Senator Brent Steele (R-Bedford) plans to introduce legislation during next year’s session he calls the “funeral sanctity bill”, which will make it a felony to stage a protest at a military funeral WISH-TV reports. Senator Steele decided to introduce the bill after extremist followers of the Rev. Fred Phelps of Topeka, Kansas brought their anti-gay message to the funeral of a Martinsville soldier, Sgt. Jeremy Dole, who was killed in Iraq. Phelps group, which has staged anti-gay protests for many years, recently turned their focus on military funerals. Phelps and his followers attribute America’s war dead as a punishment from God for the country’s failure to oppose homosexuality.
Senator Steele told WISH-TV: “These families need to be protected. They're fighting words and somebody's gonna get hurt at a funeral someday. If it'd been my kid they would have got their wish. If they wanted a reaction they would have gotten it.” Senator Steele is introducing his bill at the urging of veterans in his district. According to the report, a spokesman for Phelps predicted that Steele’s proposal, if enacted, would not stand up in court. Such a law would be highly susceptible to legal challenge on both free speech and equal protection grounds.
The anti-gay protests of the Rev. Phelps and his ilk are not at all new to Indiana. They have been present at many large gatherings in Indianapolis, most notably the 500 festival parade on Memorial Day weekend. Advance Indiana reported on a similar protest conducted in Corydon this past summer which was equally as ugly as the protest at the Martinsville funeral. Senator Steele believes action is necessary to support the families of our fallen soldiers from these ugly protests, but he offers no support for protecting the gay persons at whom these ugly protests are directed and against whom hate crimes, which are often fueled by bigoted persons like Phelps, are committed. Remarkably, Senator Steele has no words of condemnation for Phelps’ anti-gay message.

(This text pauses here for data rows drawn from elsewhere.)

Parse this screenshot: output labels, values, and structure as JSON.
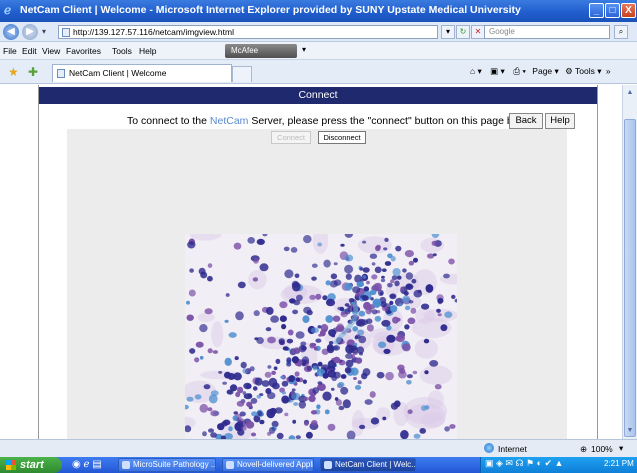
{
  "window": {
    "title": "NetCam Client | Welcome - Microsoft Internet Explorer provided by SUNY Upstate Medical University",
    "minimize_glyph": "_",
    "maximize_glyph": "□",
    "close_glyph": "X"
  },
  "address_bar": {
    "url": "http://139.127.57.116/netcam/imgview.html",
    "search_placeholder": "Google"
  },
  "menu": {
    "items": [
      "File",
      "Edit",
      "View",
      "Favorites",
      "Tools",
      "Help"
    ],
    "mcafee_label": "McAfee"
  },
  "tabs": [
    {
      "label": "NetCam Client | Welcome"
    }
  ],
  "command_bar": {
    "page_label": "Page",
    "tools_label": "Tools"
  },
  "page": {
    "header_title": "Connect",
    "instruction_prefix": "To connect to the ",
    "instruction_brand": "NetCam",
    "instruction_suffix": " Server, please press the \"connect\" button on this page below.",
    "back_label": "Back",
    "help_label": "Help",
    "connect_label": "Connect",
    "disconnect_label": "Disconnect",
    "connect_enabled": false
  },
  "status_bar": {
    "zone_label": "Internet",
    "zoom": "100%"
  },
  "taskbar": {
    "start_label": "start",
    "tasks": [
      {
        "label": "MicroSuite Pathology ...",
        "active": false
      },
      {
        "label": "Novell-delivered Appli...",
        "active": false
      },
      {
        "label": "NetCam Client | Welc...",
        "active": true
      }
    ],
    "clock": "2:21 PM"
  },
  "colors": {
    "connect_header": "#1f2a6e",
    "brand_link": "#5a88d0",
    "stain_dark": "#2e2a8e",
    "stain_purple": "#7b4fa8",
    "stain_blue": "#4e8fd0"
  }
}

Marion County Prosecutor Carl Brizzi has announced his intentions to propose legislation next year to impose tougher penalties on persons who commit crimes against a person or property because of race, religion, sexual orientation and other bias motivations. Indiana, embarrassingly, is just one of four states without such a hate crime law. According to statistics compiled by the U.S. Justice Department, the percentage of hate crimes committed against persons because of their sexual orientation is significantly higher in Indiana than the national average. If Senator Steele’s past voting record is any indication, don’t count on him to support Brizzi’s bill. Brizzi’s proposal will actually combat hate crimes. But Steele isn't interested in combating hate crimes. He’d rather issue press releases to pander to veterans groups, while turning a blind eye to the hate-filled bigotry Indiana’s gay and lesbian citizens face every day.